____ Input records

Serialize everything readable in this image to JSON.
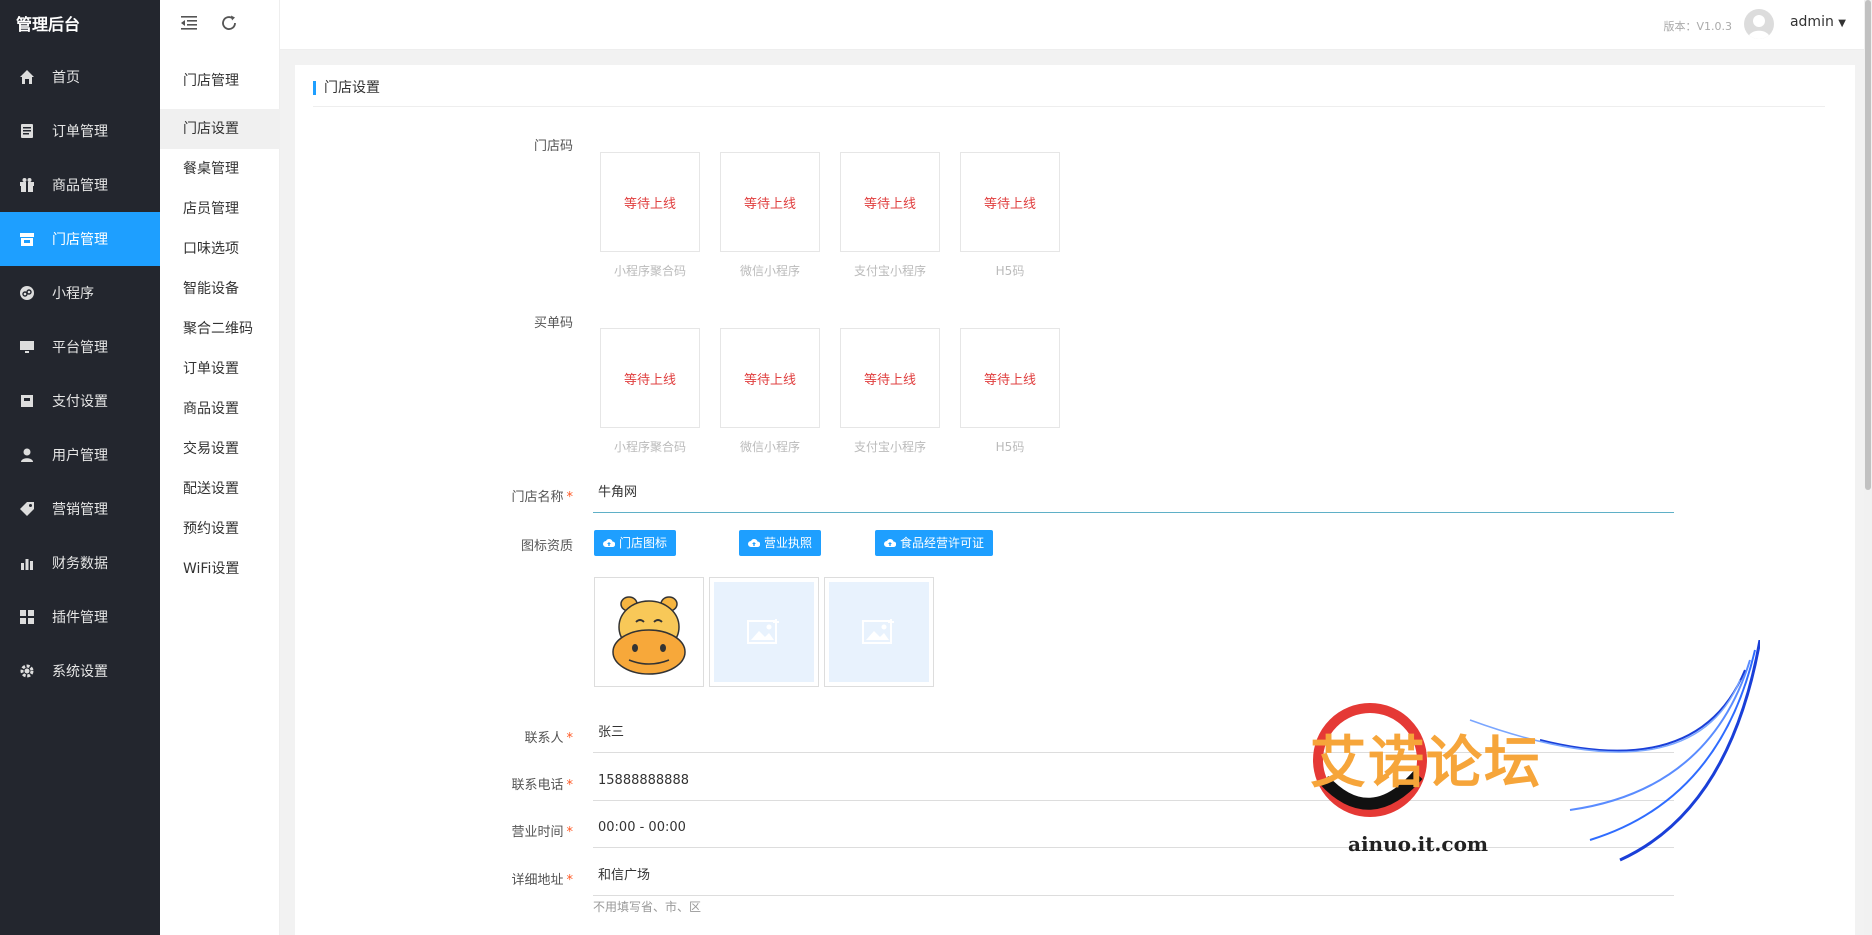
{
  "sidebar": {
    "brand": "管理后台",
    "items": [
      {
        "label": "首页",
        "icon": "home-icon"
      },
      {
        "label": "订单管理",
        "icon": "order-icon"
      },
      {
        "label": "商品管理",
        "icon": "gift-icon"
      },
      {
        "label": "门店管理",
        "icon": "store-icon",
        "active": true
      },
      {
        "label": "小程序",
        "icon": "miniapp-icon"
      },
      {
        "label": "平台管理",
        "icon": "monitor-icon"
      },
      {
        "label": "支付设置",
        "icon": "wallet-icon"
      },
      {
        "label": "用户管理",
        "icon": "user-icon"
      },
      {
        "label": "营销管理",
        "icon": "tag-icon"
      },
      {
        "label": "财务数据",
        "icon": "chart-icon"
      },
      {
        "label": "插件管理",
        "icon": "plugin-icon"
      },
      {
        "label": "系统设置",
        "icon": "gear-icon"
      }
    ]
  },
  "submenu": {
    "title": "门店管理",
    "items": [
      "门店设置",
      "餐桌管理",
      "店员管理",
      "口味选项",
      "智能设备",
      "聚合二维码",
      "订单设置",
      "商品设置",
      "交易设置",
      "配送设置",
      "预约设置",
      "WiFi设置"
    ]
  },
  "topbar": {
    "version": "版本：V1.0.3",
    "user": "admin"
  },
  "panel": {
    "title": "门店设置",
    "store_code_label": "门店码",
    "pay_code_label": "买单码",
    "qr_placeholder": "等待上线",
    "qr_captions": [
      "小程序聚合码",
      "微信小程序",
      "支付宝小程序",
      "H5码"
    ],
    "store_name_label": "门店名称",
    "store_name_value": "牛角网",
    "icon_label": "图标资质",
    "upload_buttons": [
      "门店图标",
      "营业执照",
      "食品经营许可证"
    ],
    "contact_label": "联系人",
    "contact_value": "张三",
    "phone_label": "联系电话",
    "phone_value": "15888888888",
    "hours_label": "营业时间",
    "hours_value": "00:00 - 00:00",
    "address_label": "详细地址",
    "address_value": "和信广场",
    "address_hint": "不用填写省、市、区",
    "required_mark": "*"
  },
  "watermark": {
    "text": "艾诺论坛",
    "url": "ainuo.it.com"
  }
}
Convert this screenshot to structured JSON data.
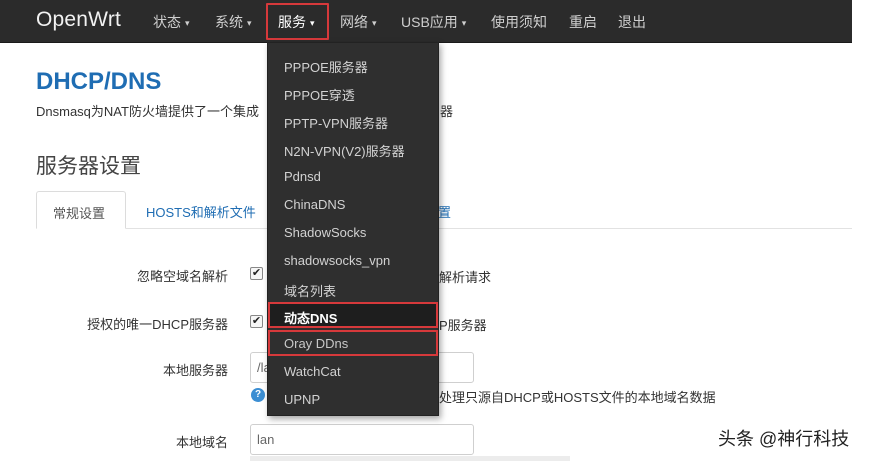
{
  "navbar": {
    "brand": "OpenWrt",
    "items": [
      {
        "label": "状态",
        "caret": "▾"
      },
      {
        "label": "系统",
        "caret": "▾"
      },
      {
        "label": "服务",
        "caret": "▾"
      },
      {
        "label": "网络",
        "caret": "▾"
      },
      {
        "label": "USB应用",
        "caret": "▾"
      },
      {
        "label": "使用须知",
        "caret": ""
      },
      {
        "label": "重启",
        "caret": ""
      },
      {
        "label": "退出",
        "caret": ""
      }
    ],
    "active_item": "服务"
  },
  "page": {
    "title": "DHCP/DNS",
    "description": "Dnsmasq为NAT防火墙提供了一个集成",
    "description_tail": "器",
    "section_title": "服务器设置"
  },
  "tabs": [
    {
      "label": "常规设置"
    },
    {
      "label": "HOSTS和解析文件"
    },
    {
      "label": "置"
    }
  ],
  "form": {
    "rows": [
      {
        "label": "忽略空域名解析",
        "checked": "✔",
        "tail": "解析请求"
      },
      {
        "label": "授权的唯一DHCP服务器",
        "checked": "✔",
        "tail": "P服务器"
      },
      {
        "label": "本地服务器",
        "value": "/la",
        "help": "?",
        "help_text": "处理只源自DHCP或HOSTS文件的本地域名数据"
      },
      {
        "label": "本地域名",
        "value": "lan"
      }
    ]
  },
  "dropdown": {
    "items": [
      {
        "label": "PPPOE服务器"
      },
      {
        "label": "PPPOE穿透"
      },
      {
        "label": "PPTP-VPN服务器"
      },
      {
        "label": "N2N-VPN(V2)服务器"
      },
      {
        "label": "Pdnsd"
      },
      {
        "label": "ChinaDNS"
      },
      {
        "label": "ShadowSocks"
      },
      {
        "label": "shadowsocks_vpn"
      },
      {
        "label": "域名列表"
      },
      {
        "label": "动态DNS"
      },
      {
        "label": "Oray DDns"
      },
      {
        "label": "WatchCat"
      },
      {
        "label": "UPNP"
      }
    ]
  },
  "watermark": "头条 @神行科技",
  "colors": {
    "navbar_bg": "#2b2b2b",
    "link_blue": "#1f6db3",
    "highlight_red": "#d6393b"
  }
}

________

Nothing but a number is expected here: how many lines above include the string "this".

2